This athlete did not win gold. But that day, this athlete changed me forever. He permanently altered my perspective; opened my eyes, my heart, my mind. It was a powerful awakening for me. I was genuinely transformed.
He rode the cycling track at hurricane speed with only one arm, and one leg. Both his left arm and leg had been amputated. There was no bionic prosthetic arm or leg attached to the bike. He was just a high-performance athlete with a right arm and leg cycling in perfect balance at breakneck speed.
This was my first spectator experience of a Paralympic games. That day I watched my stereotypes of persons with “disabilities” melt away.
That day I stopped using the word “disability.” All I saw was ability.
What changed for me that day was how I define superior athleticism.
We should never devalue Paralympians superior athletic performance. Paralympians do not “overcome” their “disability” in order to “participate” in sport.
These individuals train hard and have talent. They strengthen their natural abilities, adapt their impairment to the sport and develop skills that produce the athletes who compete at elite levels.
The idea that any person with a physical impairment can overcome their impairment and become an Olympic level athlete if they just try hard enough is simply wrong.
This misrepresents and distorts the everyday lives of people who live with physical impairments. Impairment or not, not all of us will become high-performance athletes.

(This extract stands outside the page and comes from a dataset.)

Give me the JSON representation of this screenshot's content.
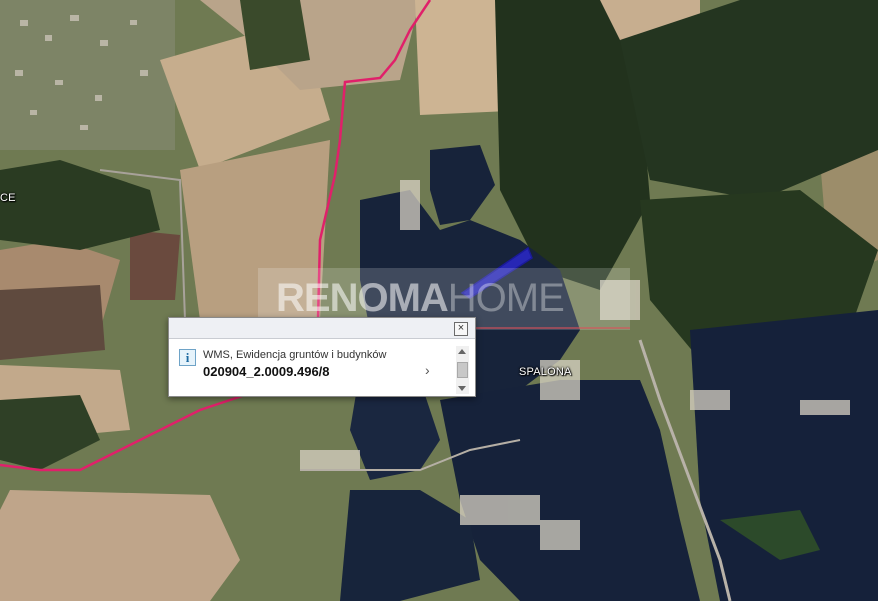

Able-bodied persons still do have an advantage, however. People with physical impairments still face barriers.
Most public playgrounds, swimming pools, and outdoor tracks are inaccessible to wheelchair users. So, it is still not an equal playing or training field.
Throughout this COVID-19 pandemic however, with so many facilities closed, new opportunities for physical activity did open up.
Organizations and coaches provided free online workout programs for all including those with physical infirmities. Clearly change is possible.
Our views and words we use at work and play around “abilities” change attitudes.
Changed attitudes help breakdown barriers of inequality for persons with physical impairments in sport, and especially our insurance industry. Our attitudes ought not be our impairment. &